“Brunswick displays American values of community, hospitality and resourcefulness at their very best,” said Secretary of the Navy Ray Mabus. “I chose to name the joint high speed vessel after Brunswick to honor those values and the men and women of the city, as well as the state of Georgia."
“Brunswick is the result of the successful industry/DOD partnership that has developed between Austal USA, Military Sealift Command, and the Navy,” said Craig Perciavalle, president of Austal USA. “We’re very excited about how stable and mature the JHSV program has become as we prepare JHSV 6 for trials and delivery in the fall.”
Brunswick will soon join her sister JHSVs that have been delivered over the last two and a half years including USNS Spearhead (JHSV 1), which is deep into her second deployment since she was delivered in 2012.
“The fast-growing JHSV fleet has proven to be flexible in ways we didn’t even consider when this program first started,” said Perciavalle, “Without the dedication and pride of the hard-working individuals that make up Austal’s awesome shipbuilding team, this program wouldn’t be experiencing the success we’re celebrating today.”
The ship’s sponsor, Alma Booterbaugh, joined the immediate office of the secretary of the Navy in 1999 and she is currently the office manager and scheduler for the secretary of the Navy. Booterbaugh has been a civil servant for over 30 years with the federal government and is the recipient of the Navy Meritorious Civilian Service Award and three Navy Superior Civilian Service Awards. Booterbaugh was joined on stage today by her daughter, USNS Brunswick’s maid of honor, Brittany Booterbaugh.
More than 300 naval guests, civic leaders, community members and Austal employees attended the ceremony held beneath the hull of Brunswick in the Austal final assembly bay.
Three JHSVs and seven littoral combat ships (LCS) are currently under construction in Austal’s Mobile, Ala., shipyard. The company is scheduled to launch JHSV 6 before the end of the month, while the future USS Jackson (LCS 6) prepares for its acceptance sea trials later this summer.
For the LCS and JHSV programs, Austal, as prime contractor, is teamed with General Dynamics Mission Systems, a business unit of General Dynamics.

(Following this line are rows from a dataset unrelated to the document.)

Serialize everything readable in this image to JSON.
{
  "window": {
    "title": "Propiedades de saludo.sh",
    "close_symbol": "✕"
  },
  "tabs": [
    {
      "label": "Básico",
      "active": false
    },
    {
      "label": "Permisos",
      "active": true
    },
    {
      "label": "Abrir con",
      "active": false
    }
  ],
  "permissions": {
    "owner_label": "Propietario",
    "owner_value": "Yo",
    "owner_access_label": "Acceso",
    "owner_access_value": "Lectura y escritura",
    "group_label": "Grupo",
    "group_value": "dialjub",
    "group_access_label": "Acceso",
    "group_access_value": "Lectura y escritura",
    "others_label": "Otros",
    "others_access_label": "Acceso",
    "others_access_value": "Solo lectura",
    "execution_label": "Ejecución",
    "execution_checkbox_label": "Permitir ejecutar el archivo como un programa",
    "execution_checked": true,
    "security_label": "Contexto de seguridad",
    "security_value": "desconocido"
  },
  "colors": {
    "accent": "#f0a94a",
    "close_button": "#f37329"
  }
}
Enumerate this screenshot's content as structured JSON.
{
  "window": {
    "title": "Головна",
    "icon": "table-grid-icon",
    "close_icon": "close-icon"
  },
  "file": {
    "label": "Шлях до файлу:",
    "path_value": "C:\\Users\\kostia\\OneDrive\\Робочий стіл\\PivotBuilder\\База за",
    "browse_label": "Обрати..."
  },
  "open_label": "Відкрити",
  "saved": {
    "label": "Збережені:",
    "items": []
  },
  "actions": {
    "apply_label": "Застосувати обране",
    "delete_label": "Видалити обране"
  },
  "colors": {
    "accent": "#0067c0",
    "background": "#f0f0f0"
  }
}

For the JHSV program, General Dynamics is responsible for the design, integration and testing of the navigation and communication systems, C4I and aviation systems.